Jayne was the child sexual exploitation “whistle-blower” in Rotherham and she told us what happened. She said that we are missing something about child sexual exploitation and the question is why. She has never had an answer as to why nothing was done.
She started work in a coffee bar as a youth worker. There it was possible to identify girls at risk and something needed to be done. From 1999-2011 she worked in the Risky Business Project, working with girls who were said to be prostitutes but they were being exploited, for example the 14 year old girl with a 28 year old boyfriend. The girls thought they were in a caring relationship. Nobody seemed to question whether this was right. The team was non-judgmental and build up relationships with the girls so that they had confidence to tell them what was happening. During this time, they worked with 1400 children (probably nearer 1800-2000) who were supported by a dedicated team of staff. They had a different approach and if the girls didn’t come to them, the staff found them. Over time, they built up information: nicknames, car registration numbers and details which could be used to identify the perpetrators. In 2002 there was a Home Office Pilot and a family law solicitor identified a group of three/four brothers who were targeting a high number of young people to traffic and abuse. The paperwork was stolen. The researcher had kept quite a lot of information and this was used last year to send these brothers to prison. These girls had waited 14 years for justice. The reason why nothing happened was that there had been consent but the girls hadn’t realised they were being groomed. Jayne thought that children “fibbed” but didn’t lie about really important things like being threatened to be doused in petrol and set alight and gang raped. Why did nobody believe them? It was said they were prostitutes, a life-style choice or they were lying.
In 2011, for the first time, something happened. They closed down the Risky Business Project! It became a Social Care Model instead but the problem with this was that it didn’t identify children at risk but had to wait until abuse happened.
Jayne moved to Swinton Lock Activity Centre where she works with young people and survivors of sexual exploitation. There was a case of a 13-year-old girl referred to statutory services. 42 contacts were made for early intervention.

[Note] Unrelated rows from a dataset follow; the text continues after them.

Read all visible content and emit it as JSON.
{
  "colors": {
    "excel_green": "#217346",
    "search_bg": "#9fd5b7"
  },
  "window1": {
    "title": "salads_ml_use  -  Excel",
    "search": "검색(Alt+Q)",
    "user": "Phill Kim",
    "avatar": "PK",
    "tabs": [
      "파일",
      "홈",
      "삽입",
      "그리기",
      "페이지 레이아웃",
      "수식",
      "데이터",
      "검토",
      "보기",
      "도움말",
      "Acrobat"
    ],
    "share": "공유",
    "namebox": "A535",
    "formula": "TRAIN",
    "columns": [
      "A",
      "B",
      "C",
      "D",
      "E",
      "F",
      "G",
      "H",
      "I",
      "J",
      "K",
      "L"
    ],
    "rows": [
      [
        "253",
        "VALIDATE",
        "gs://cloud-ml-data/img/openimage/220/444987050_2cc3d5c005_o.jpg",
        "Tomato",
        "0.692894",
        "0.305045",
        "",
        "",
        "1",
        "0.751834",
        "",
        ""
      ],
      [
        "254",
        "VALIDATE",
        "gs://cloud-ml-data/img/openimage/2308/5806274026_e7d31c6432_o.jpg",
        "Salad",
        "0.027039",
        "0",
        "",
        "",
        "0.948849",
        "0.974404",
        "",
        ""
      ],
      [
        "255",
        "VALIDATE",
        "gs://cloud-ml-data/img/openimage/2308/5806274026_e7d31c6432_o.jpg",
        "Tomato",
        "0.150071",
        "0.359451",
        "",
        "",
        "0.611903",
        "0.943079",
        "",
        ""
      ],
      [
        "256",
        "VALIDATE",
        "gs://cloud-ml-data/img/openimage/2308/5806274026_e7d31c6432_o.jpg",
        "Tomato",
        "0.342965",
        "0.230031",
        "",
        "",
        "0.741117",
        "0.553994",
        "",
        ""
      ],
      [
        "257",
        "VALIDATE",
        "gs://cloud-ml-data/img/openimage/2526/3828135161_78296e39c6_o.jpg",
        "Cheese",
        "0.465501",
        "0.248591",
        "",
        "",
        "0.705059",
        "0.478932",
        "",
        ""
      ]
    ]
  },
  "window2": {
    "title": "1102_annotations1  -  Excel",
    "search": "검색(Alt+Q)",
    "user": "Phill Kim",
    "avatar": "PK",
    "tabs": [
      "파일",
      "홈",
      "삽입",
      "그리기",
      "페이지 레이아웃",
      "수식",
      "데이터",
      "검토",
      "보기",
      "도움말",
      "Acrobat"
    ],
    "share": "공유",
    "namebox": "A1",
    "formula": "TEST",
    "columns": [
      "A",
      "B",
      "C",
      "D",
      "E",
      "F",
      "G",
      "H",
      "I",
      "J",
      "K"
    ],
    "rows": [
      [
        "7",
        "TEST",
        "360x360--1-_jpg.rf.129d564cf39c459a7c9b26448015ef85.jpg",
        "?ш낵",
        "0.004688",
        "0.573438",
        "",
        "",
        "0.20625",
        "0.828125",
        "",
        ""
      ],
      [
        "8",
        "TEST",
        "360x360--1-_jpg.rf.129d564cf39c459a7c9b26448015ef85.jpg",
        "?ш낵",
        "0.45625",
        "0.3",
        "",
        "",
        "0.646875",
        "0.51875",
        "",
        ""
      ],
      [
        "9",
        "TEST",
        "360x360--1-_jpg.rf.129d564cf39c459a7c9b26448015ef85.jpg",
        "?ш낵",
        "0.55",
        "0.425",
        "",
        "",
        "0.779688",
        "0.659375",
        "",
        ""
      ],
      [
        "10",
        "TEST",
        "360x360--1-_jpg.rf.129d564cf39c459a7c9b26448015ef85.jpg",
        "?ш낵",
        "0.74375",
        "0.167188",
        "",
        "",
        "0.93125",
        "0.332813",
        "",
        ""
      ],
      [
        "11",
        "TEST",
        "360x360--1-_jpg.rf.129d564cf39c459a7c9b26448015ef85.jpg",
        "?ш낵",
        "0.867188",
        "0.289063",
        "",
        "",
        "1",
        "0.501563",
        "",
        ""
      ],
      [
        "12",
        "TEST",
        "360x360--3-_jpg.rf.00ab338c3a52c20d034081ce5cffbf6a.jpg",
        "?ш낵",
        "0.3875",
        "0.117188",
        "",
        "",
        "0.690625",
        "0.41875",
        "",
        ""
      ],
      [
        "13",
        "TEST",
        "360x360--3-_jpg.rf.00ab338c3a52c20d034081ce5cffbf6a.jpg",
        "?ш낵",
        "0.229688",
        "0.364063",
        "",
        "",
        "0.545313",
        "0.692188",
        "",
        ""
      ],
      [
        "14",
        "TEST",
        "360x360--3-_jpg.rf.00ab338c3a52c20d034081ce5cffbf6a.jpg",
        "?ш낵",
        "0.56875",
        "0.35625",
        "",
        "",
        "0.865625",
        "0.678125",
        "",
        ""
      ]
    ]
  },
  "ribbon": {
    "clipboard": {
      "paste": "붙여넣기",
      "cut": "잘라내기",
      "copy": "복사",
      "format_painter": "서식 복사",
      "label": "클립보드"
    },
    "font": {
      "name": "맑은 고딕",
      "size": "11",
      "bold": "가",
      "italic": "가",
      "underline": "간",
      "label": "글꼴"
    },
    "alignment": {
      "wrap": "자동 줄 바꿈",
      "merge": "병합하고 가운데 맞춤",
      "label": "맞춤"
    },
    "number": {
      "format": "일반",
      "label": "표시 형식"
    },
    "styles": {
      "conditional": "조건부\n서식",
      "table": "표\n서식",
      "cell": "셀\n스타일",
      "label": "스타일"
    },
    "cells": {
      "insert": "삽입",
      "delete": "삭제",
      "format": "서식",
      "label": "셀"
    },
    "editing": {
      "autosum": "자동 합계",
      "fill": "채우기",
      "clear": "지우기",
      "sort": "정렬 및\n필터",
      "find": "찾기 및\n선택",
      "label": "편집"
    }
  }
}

Nothing happened.
Jayne met Andrew Norfolk, a Times journalist. He said he could not publish the facts she had given him as nobody would believe it. She drip-fed him evidence and information and kept her identity secret. An investigation was launched – into her – not into what had happened. Times lawyers said they would represent her if she was arrested. Press wrote about the damage the whistle blower had done and not the damage caused to the children.

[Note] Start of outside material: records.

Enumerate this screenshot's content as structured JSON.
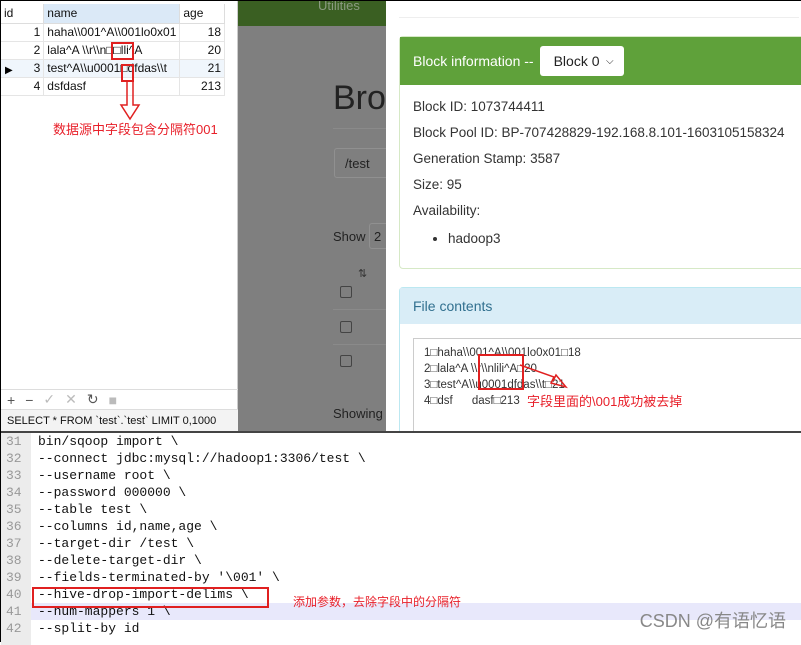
{
  "db_table": {
    "columns": [
      "id",
      "name",
      "age"
    ],
    "rows": [
      {
        "id": "1",
        "name": "haha\\\\001^A\\\\001lo0x01",
        "age": "18"
      },
      {
        "id": "2",
        "name": "lala^A \\\\r\\\\n□□lli^A",
        "age": "20"
      },
      {
        "id": "3",
        "name": "test^A\\\\u0001□dfdas\\\\t",
        "age": "21"
      },
      {
        "id": "4",
        "name": "dsfdasf",
        "age": "213"
      }
    ],
    "annotation": "数据源中字段包含分隔符001",
    "toolbar": {
      "add": "+",
      "remove": "−",
      "apply": "✓",
      "cancel": "✕",
      "refresh": "↻",
      "stop": "■"
    },
    "status": "SELECT * FROM `test`.`test` LIMIT 0,1000"
  },
  "hdfs_bg": {
    "nav": "Utilities",
    "title": "Brow",
    "path": "/test",
    "show_label": "Show",
    "show_value": "2",
    "showing": "Showing"
  },
  "modal": {
    "block_header": "Block information --",
    "block_select": "Block 0",
    "block_id": "Block ID: 1073744411",
    "block_pool": "Block Pool ID: BP-707428829-192.168.8.101-1603105158324",
    "gen_stamp": "Generation Stamp: 3587",
    "size": "Size: 95",
    "availability": "Availability:",
    "nodes": [
      "hadoop3"
    ],
    "file_header": "File contents",
    "file_lines": [
      "1□haha\\\\001^A\\\\001lo0x01□18",
      "2□lala^A \\\\r\\\\nlili^A□20",
      "3□test^A\\\\u0001dfdas\\\\t□21",
      "4□dsf      dasf□213"
    ],
    "annotation": "字段里面的\\001成功被去掉"
  },
  "code": {
    "lines": [
      {
        "n": "31",
        "t": "bin/sqoop import \\"
      },
      {
        "n": "32",
        "t": "--connect jdbc:mysql://hadoop1:3306/test \\"
      },
      {
        "n": "33",
        "t": "--username root \\"
      },
      {
        "n": "34",
        "t": "--password 000000 \\"
      },
      {
        "n": "35",
        "t": "--table test \\"
      },
      {
        "n": "36",
        "t": "--columns id,name,age \\"
      },
      {
        "n": "37",
        "t": "--target-dir /test \\"
      },
      {
        "n": "38",
        "t": "--delete-target-dir \\"
      },
      {
        "n": "39",
        "t": "--fields-terminated-by '\\001' \\"
      },
      {
        "n": "40",
        "t": "--hive-drop-import-delims \\"
      },
      {
        "n": "41",
        "t": "--num-mappers 1 \\"
      },
      {
        "n": "42",
        "t": "--split-by id"
      }
    ],
    "annotation": "添加参数，去除字段中的分隔符"
  },
  "watermark": "CSDN @有语忆语",
  "colors": {
    "annotation": "#e8202a",
    "block_header": "#5fa13a",
    "file_header": "#d9edf7",
    "highlight_line": "#e8e8fb"
  }
}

In 2014 she reluctantly met with Alexis Jay who was connected with Rotherham Council. Jayne now regrets not sharing more with her as she obviously believed her. Jayne told her about the petrol threat. The report came out in 2014 and caused a media frenzy around the exoneration of the Risky Business Project.

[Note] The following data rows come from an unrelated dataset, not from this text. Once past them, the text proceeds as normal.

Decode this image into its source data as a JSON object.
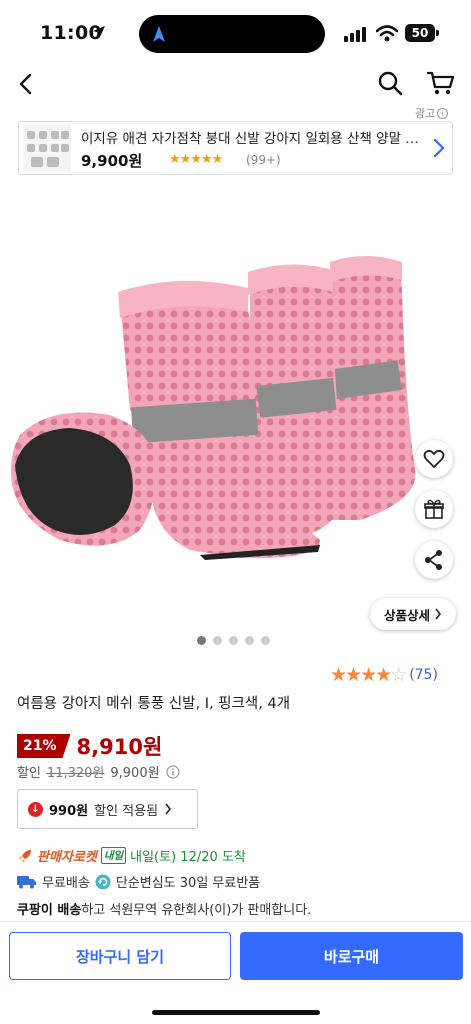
{
  "status_bar": {
    "time": "11:00",
    "battery": "50"
  },
  "ad": {
    "label": "광고",
    "title": "이지유 애견 자가점착 붕대 신발 강아지 일회용 산책 양말 발싸개",
    "price": "9,900원",
    "stars": "★★★★★",
    "review_count": "(99+)"
  },
  "product": {
    "detail_button": "상품상세",
    "image_dots": 5,
    "active_dot": 0,
    "rating_stars_filled": "★★★★",
    "rating_stars_empty": "☆",
    "rating_count": "(75)",
    "title": "여름용 강아지 메쉬 통풍 신발, I, 핑크색, 4개",
    "discount_percent": "21%",
    "sale_price": "8,910원",
    "discount_label": "할인",
    "original_price": "11,320원",
    "discounted_price": "9,900원",
    "coupon_amount": "990원",
    "coupon_text": "할인 적용됨"
  },
  "delivery": {
    "rocket_label": "판매자로켓",
    "tomorrow_badge": "내일",
    "arrival": "내일(토) 12/20 도착",
    "free_shipping": "무료배송",
    "return_policy": "단순변심도 30일 무료반품",
    "seller_prefix": "쿠팡이 배송",
    "seller_suffix": "하고 석원무역 유한회사(이)가 판매합니다."
  },
  "buttons": {
    "add_to_cart": "장바구니 담기",
    "buy_now": "바로구매"
  },
  "colors": {
    "brand_blue": "#346aff",
    "sale_red": "#ae0000",
    "rocket_orange": "#e8551c",
    "delivery_green": "#1b8e3c",
    "star_orange": "#f5883b"
  }
}
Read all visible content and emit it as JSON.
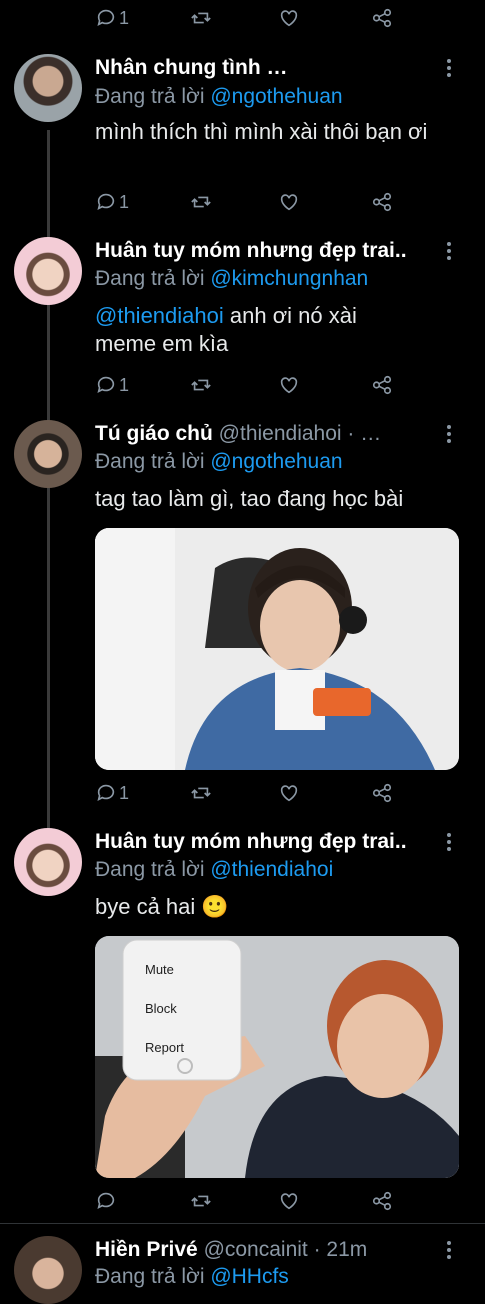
{
  "colors": {
    "background": "#000000",
    "link": "#1d9bf0",
    "muted": "#8b98a5",
    "text": "#e7e9ea",
    "divider": "#2f3336"
  },
  "top_actions": {
    "reply_count": "1"
  },
  "tweets": [
    {
      "name": "Nhân chung tình …",
      "handle": "",
      "reply_prefix": "Đang trả lời",
      "reply_to": "@ngothehuan",
      "text": "mình thích thì mình xài thôi bạn ơi",
      "mention": "",
      "reply_count": "1",
      "avatar": "avatar-photo"
    },
    {
      "name": "Huân tuy móm nhưng đẹp trai..",
      "handle": "",
      "reply_prefix": "Đang trả lời",
      "reply_to": "@kimchungnhan",
      "mention": "@thiendiahoi",
      "text": " anh ơi nó xài meme em kìa",
      "reply_count": "1",
      "avatar": "avatar-photo"
    },
    {
      "name": "Tú giáo chủ",
      "handle": "@thiendiahoi · …",
      "reply_prefix": "Đang trả lời",
      "reply_to": "@ngothehuan",
      "text": "tag tao làm gì, tao đang học bài",
      "mention": "",
      "reply_count": "1",
      "avatar": "avatar-photo",
      "media": "photo-headset"
    },
    {
      "name": "Huân tuy móm nhưng đẹp trai..",
      "handle": "",
      "reply_prefix": "Đang trả lời",
      "reply_to": "@thiendiahoi",
      "text": "bye cả hai 🙂",
      "mention": "",
      "reply_count": "",
      "avatar": "avatar-photo",
      "media": "photo-phone-menu",
      "media_menu": [
        "Mute",
        "Block",
        "Report"
      ]
    },
    {
      "name": "Hiền Privé",
      "handle": "@concainit · 21m",
      "reply_prefix": "Đang trả lời",
      "reply_to": "@HHcfs",
      "text": "",
      "mention": "",
      "avatar": "avatar-photo"
    }
  ]
}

Then there was a Home Affairs Select Committee: She printed off significant evidence as she decided she could no longer keep this secret and handed the information over to Keith Vaz. Another media storm.
Louise Casey was appointed in 2014: A damning report was written and all powers were removed from Rotherham Metropolitan Borough Council. She met with David Cameron. In 2016 she decided to write a book “Broken and Betrayed”. In it she explores the difficult area of grooming and explodes the myth that these children are the result of bad parenting. One parent had rung the police 200 times and when he rescued his daughter himself, he was arrested and now has a criminal conviction.
Childline couldn’t understand why the children hadn’t contacted them. It was because, at 13, they thought they were adults, not children so Childline didn’t apply to them.
There is an App called “Is it Ok?” which deals with questions about drugs, radicalisation, grooming. Trained people can give advice.
Two years on from Rotherham children are still not being given relationship education in schools.
One Child is one Child too many.
Jayne received a standing ovation